Palestinian President Mahmoud Abbas is due to present a formal request to UN chief Ban Ki-moon for full UN membership on Friday in a move which has sparked a wave of opposition from both Israel and the United States.
Ahead of the request, Sarkozy proposed a compromise urging the world body to admit
Palestine as a non-member state, upgrading its status from that of an observer entity, without granting it full membership.
This would allow the Palestinians to become a full member of UN agencies such as the World Health Organisation, the child welfare agency Unicef and the Unesco world heritage body.
His compromise was welcomed by the Palestinians who promised that his ideas would be "studied in depth."
But Israeli cabinet secretary Tzvi Hauser also rejected the idea as premature.
"For Israel, the creation of a Palestinian state can only occur with the end of the conflict and the end to all claims," he said in an interview on army radio. "It is impossible that there would first be a Palestinian state and only from that will we be able to start negotiating."
Washington has vowed to block the Palestinian request to the Security Council which has sent international diplomats scrambling to find a compromise.

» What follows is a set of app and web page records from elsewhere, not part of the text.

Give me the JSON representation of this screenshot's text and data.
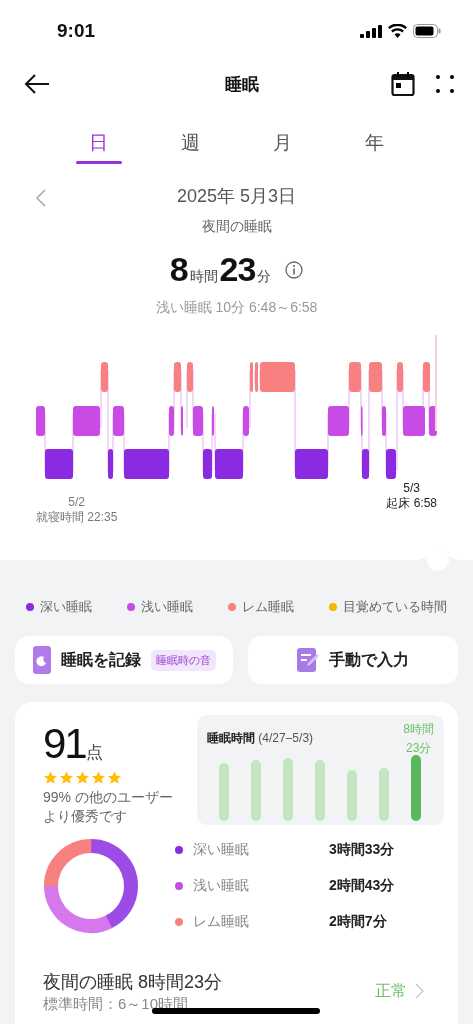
{
  "status_bar": {
    "time": "9:01"
  },
  "header": {
    "title": "睡眠"
  },
  "tabs": [
    {
      "label": "日",
      "selected": true
    },
    {
      "label": "週",
      "selected": false
    },
    {
      "label": "月",
      "selected": false
    },
    {
      "label": "年",
      "selected": false
    }
  ],
  "date": "2025年 5月3日",
  "session_label": "夜間の睡眠",
  "total": {
    "hours": "8",
    "hours_unit": "時間",
    "minutes": "23",
    "minutes_unit": "分"
  },
  "selection_info": "浅い睡眠 10分 6:48～6:58",
  "hypnogram": {
    "start_date": "5/2",
    "start_label": "就寝時間 22:35",
    "end_date": "5/3",
    "end_label": "起床 6:58"
  },
  "legend": [
    {
      "label": "深い睡眠",
      "color": "#8a2be2"
    },
    {
      "label": "浅い睡眠",
      "color": "#c84be6"
    },
    {
      "label": "レム睡眠",
      "color": "#f88080"
    },
    {
      "label": "目覚めている時間",
      "color": "#f5b800"
    }
  ],
  "actions": [
    {
      "kind": "record",
      "label": "睡眠を記録",
      "tag": "睡眠時の音"
    },
    {
      "kind": "manual",
      "label": "手動で入力"
    }
  ],
  "score": {
    "value": "91",
    "unit": "点",
    "stars": 5,
    "comparison": [
      "99% の他のユーザー",
      "より優秀です"
    ]
  },
  "weekly": {
    "title": "睡眠時間",
    "range": "(4/27–5/3)",
    "highlight": "8時間\n23分",
    "bars": [
      {
        "selected": false
      },
      {
        "selected": false
      },
      {
        "selected": false
      },
      {
        "selected": false
      },
      {
        "selected": false
      },
      {
        "selected": false
      },
      {
        "selected": true
      }
    ]
  },
  "breakdown": [
    {
      "label": "深い睡眠",
      "duration": "3時間33分",
      "color": "#8a2be2"
    },
    {
      "label": "浅い睡眠",
      "duration": "2時間43分",
      "color": "#c84be6"
    },
    {
      "label": "レム睡眠",
      "duration": "2時間7分",
      "color": "#f88080"
    }
  ],
  "summary": {
    "title": "夜間の睡眠 8時間23分",
    "standard": "標準時間：6～10時間",
    "status": "正常"
  }
}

Under UN rules, any bid for full membership requires a recommendation from the Security Council and then a two-thirds majority in the 193-member General Assembly.
But upgrading the Palestinians' status to that of a non-member state would require only a straight majority in the General Assembly where no veto is possible.